Let me get this straight…the premise of this series is that there is a special task force of the U.S. Marshalls that uses a team of convicts—each with their own special skills—to catch escaped convicts? And one of the Marshalls is actually a convict himself? And the other Marshall has a bad heart, and could keel over at any minute? Wow. Does that sound as ridiculous to you as it does to me? Because I’ve got to be honest, this sounds like not just a stupid idea, but an incredibly stupid idea. And I suppose that is part of what makes the A&E series Breakout Kings so fun—it is stupid. But when mixed in the proper proportions, stupid and fun can result in something that is actually entertaining.
I’ve got to confess: I became addicted to this show back in 2011 after watching episodes on On Demand while sick in bed. Breakout Kings is built on the idea that “sometimes it takes a con to catch a con.” Deputy U.S. Marshall Charlie Duchamp (Laz Alonzo) heads up an unorthodox task force that uses convicted felons to catch prisoners who have escaped. The idea for taskforce, however, is not Duchamp. Rather it is the brainchild of Ray Zancanelli (Domenick Lombardozzi), a disgraced Deputy Marshall currently under house arrest for stealing money to buy his daughter a car. (See, this makes him reckless, and slightly crooked, but not bad.) And the rest of the team assembled by Duchamp are a bit like Ray—convicts with a greater sense of morality than the typical television criminal. At least that’s the case with the team assembled after the pilot episode, in which two of the four convicts end up bounced off the team. The rest of the team consists of Shea Daniels (Malcolm Goodwin), the streetwise gang leader who knows the game; Erica Reed (Serinda Swan), the daughter of a bounty hunter, and the key suspect in the revenge killings of her father’s murderers; and Dr. Lloyd Lowrey (Jimmi Simpson), the genius psychiatrist whose gambling addictions led him to a twenty-five year sentence. And lastly, but not leastly, there is Julianne Simms (Brooke Nevin), a drop-out from the Federal Law Enforcement Training Center, who suffers from a host of psychological disorders, but still manages to hold it all together to serve the team as the head of research. In exchange for their help, the convicts are transferred to a minimum security prison, and for each escapee they help catch a month is taken off their sentences. But if they mess up, they go back to maximum security, with their sentences doubled. As for Ray, he’s hoping to get back in good with the Marshalls, Julianne is trying to overcome her phobias and depression, and Charlie is looking to prove his bad heart can’t slow him down.

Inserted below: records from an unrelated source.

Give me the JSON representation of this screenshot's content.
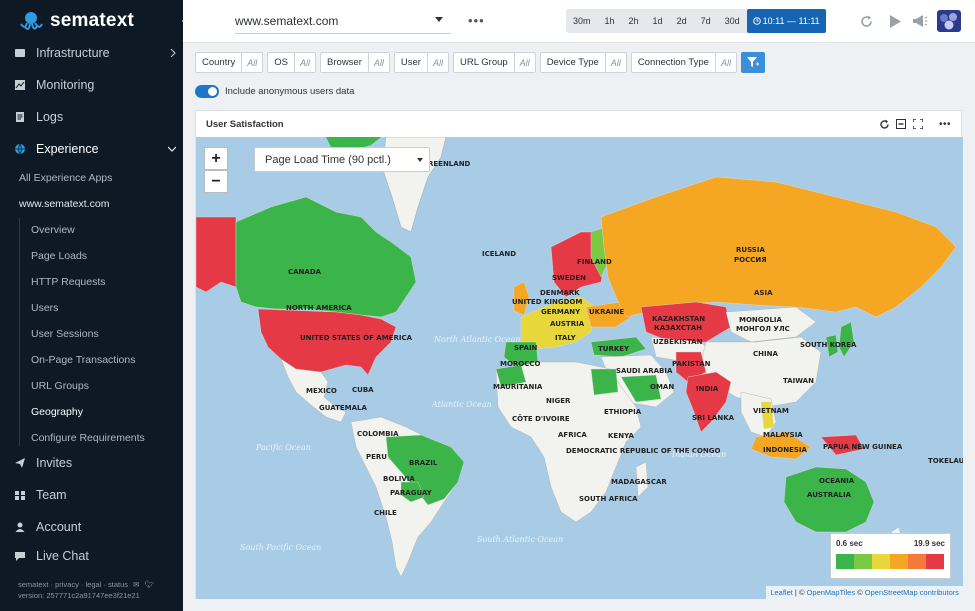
{
  "brand": {
    "name": "sematext"
  },
  "sidebar": {
    "infrastructure": "Infrastructure",
    "monitoring": "Monitoring",
    "logs": "Logs",
    "experience": "Experience",
    "all_apps": "All Experience Apps",
    "app_name": "www.sematext.com",
    "subitems": [
      "Overview",
      "Page Loads",
      "HTTP Requests",
      "Users",
      "User Sessions",
      "On-Page Transactions",
      "URL Groups",
      "Geography",
      "Configure Requirements"
    ],
    "invites": "Invites",
    "team": "Team",
    "account": "Account",
    "live_chat": "Live Chat",
    "footer_links": "sematext · privacy · legal · status",
    "version": "version: 257771c2a91747ee3f21e21"
  },
  "topbar": {
    "app": "www.sematext.com",
    "more": "•••",
    "ranges": [
      "30m",
      "1h",
      "2h",
      "1d",
      "2d",
      "7d",
      "30d"
    ],
    "active_range": "10:11 — 11:11"
  },
  "filters": [
    {
      "label": "Country",
      "value": "All"
    },
    {
      "label": "OS",
      "value": "All"
    },
    {
      "label": "Browser",
      "value": "All"
    },
    {
      "label": "User",
      "value": "All"
    },
    {
      "label": "URL Group",
      "value": "All"
    },
    {
      "label": "Device Type",
      "value": "All"
    },
    {
      "label": "Connection Type",
      "value": "All"
    }
  ],
  "toggle_label": "Include anonymous users data",
  "panel": {
    "title": "User Satisfaction",
    "metric": "Page Load Time (90 pctl.)",
    "zoom_in": "+",
    "zoom_out": "−",
    "legend_min": "0.6 sec",
    "legend_max": "19.9 sec",
    "legend_colors": [
      "#3bb449",
      "#7ac943",
      "#e8d73a",
      "#f5a623",
      "#f47a3a",
      "#e53946"
    ],
    "attribution": {
      "leaflet": "Leaflet",
      "sep": " | © ",
      "omt": "OpenMapTiles",
      "sep2": " © ",
      "osm": "OpenStreetMap contributors"
    }
  },
  "map_labels": {
    "greenland": "REENLAND",
    "iceland": "ICELAND",
    "canada": "CANADA",
    "north_america": "NORTH AMERICA",
    "usa": "UNITED STATES OF AMERICA",
    "mexico": "MEXICO",
    "cuba": "CUBA",
    "guatemala": "GUATEMALA",
    "colombia": "COLOMBIA",
    "peru": "PERU",
    "brazil": "BRAZIL",
    "bolivia": "BOLIVIA",
    "paraguay": "PARAGUAY",
    "chile": "CHILE",
    "finland": "FINLAND",
    "sweden": "SWEDEN",
    "denmark": "DENMARK",
    "united_kingdom": "UNITED KINGDOM",
    "germany": "GERMANY",
    "austria": "AUSTRIA",
    "ukraine": "UKRAINE",
    "spain": "SPAIN",
    "italy": "ITALY",
    "morocco": "MOROCCO",
    "turkey": "TURKEY",
    "russia": "RUSSIA",
    "russia_local": "РОССИЯ",
    "asia": "ASIA",
    "kazakhstan": "KAZAKHSTAN",
    "kazakhstan_local": "КАЗАХСТАН",
    "uzbekistan": "UZBEKISTAN",
    "mongolia": "MONGOLIA",
    "mongolia_local": "МОНГОЛ УЛС",
    "china": "CHINA",
    "south_korea": "SOUTH KOREA",
    "taiwan": "TAIWAN",
    "pakistan": "PAKISTAN",
    "india": "INDIA",
    "sri_lanka": "SRI LANKA",
    "saudi_arabia": "SAUDI ARABIA",
    "oman": "OMAN",
    "mauritania": "MAURITANIA",
    "niger": "NIGER",
    "africa": "AFRICA",
    "cote": "CÔTE D'IVOIRE",
    "ethiopia": "ETHIOPIA",
    "kenya": "KENYA",
    "drc": "DEMOCRATIC REPUBLIC OF THE CONGO",
    "madagascar": "MADAGASCAR",
    "south_africa": "SOUTH AFRICA",
    "vietnam": "VIETNAM",
    "malaysia": "MALAYSIA",
    "indonesia": "INDONESIA",
    "png": "PAPUA NEW GUINEA",
    "oceania": "OCEANIA",
    "australia": "AUSTRALIA",
    "tokelau": "TOKELAU",
    "north_atlantic": "North Atlantic Ocean",
    "atlantic": "Atlantic Ocean",
    "south_atlantic": "South Atlantic Ocean",
    "indian": "Indian Ocean",
    "south_pacific": "South Pacific Ocean",
    "pacific": "Pacific Ocean"
  }
}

With this cast of colorful characters—each one skillfully crafted with the subtlety of getting hit in the face with a brick—the Fugitive Task Force is a team of flawed, wise-cracking badass heroes looking for redemption. How can you not love them? Or at least be mindlessly entertained by their adventures for forty-something minutes at a time?

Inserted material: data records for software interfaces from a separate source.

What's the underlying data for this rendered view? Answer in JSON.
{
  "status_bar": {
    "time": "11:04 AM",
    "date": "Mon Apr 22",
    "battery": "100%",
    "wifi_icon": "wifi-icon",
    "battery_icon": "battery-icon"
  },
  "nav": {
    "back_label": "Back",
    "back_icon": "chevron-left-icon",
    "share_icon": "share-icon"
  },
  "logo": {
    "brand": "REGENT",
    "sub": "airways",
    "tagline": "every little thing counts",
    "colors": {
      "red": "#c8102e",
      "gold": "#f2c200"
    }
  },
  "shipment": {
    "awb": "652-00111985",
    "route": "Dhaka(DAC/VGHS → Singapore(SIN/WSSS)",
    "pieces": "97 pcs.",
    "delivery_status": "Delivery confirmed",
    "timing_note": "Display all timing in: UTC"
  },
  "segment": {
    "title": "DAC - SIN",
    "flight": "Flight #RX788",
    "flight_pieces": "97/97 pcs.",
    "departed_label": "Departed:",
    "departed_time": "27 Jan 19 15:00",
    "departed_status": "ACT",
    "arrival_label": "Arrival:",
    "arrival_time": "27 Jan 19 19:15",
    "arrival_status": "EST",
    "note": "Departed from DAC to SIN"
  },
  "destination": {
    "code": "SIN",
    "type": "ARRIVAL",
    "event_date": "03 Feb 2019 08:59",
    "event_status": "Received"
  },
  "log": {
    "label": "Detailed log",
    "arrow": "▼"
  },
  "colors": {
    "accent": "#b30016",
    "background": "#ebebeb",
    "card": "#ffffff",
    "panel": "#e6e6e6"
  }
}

Breakout Kings: The Complete First Season consists of thirteen episodes. The pilot episode introduces four convicts to the team, but only Shea and Lloyd remain for the remaining twelve shows, joined by Erica. Each episode opens with some prisoner breaking out of prison—usually the most entertaining part of each show—followed by Charlie and Ray gathering up the team and starting the hunt. The job of the team is to “think like a convict.” Lloyd comes up with a psychological profile, Shea uses his street smarts like a form of telepathy, and Erica uses her bounty hunter skills to run fast, while Charlie and Ray are simply tough-with-a-heart-of-gold. This combination of well-developed skills work in tandem as the team tries to figure out why the convicts escaped—there’s always a reason—and what they’re next move will be. Each of the convicts being chased come straight out of World’s Greatest Prison Escapes, and most are homicidal maniacs leaving a pile of corpses in their wake. Perhaps the most compelling and memorable escapee is Theodore “T-Bag” Bagwell (Robert Knepper), who some of you may recognize from the series Prison Break.
Breakout Kings is a show of ridiculous, entertaining silliness. It is largely brainless fun that develops its main cast of characters in broad brush strokes designed to make them seem more complex. For example, each of the convicts has someone in their life outside that helps motivate their actions, and the audience gets brief glimpses of these characters. Even Charlie and Ray have families who factor into the cases. This makes everyone seem more developed, which helps to suck us into the drama. And though the series is not exactly great television—especially when compared to shows like The Wire or Breaking Bad—it is entertaining enough that it is worth watching.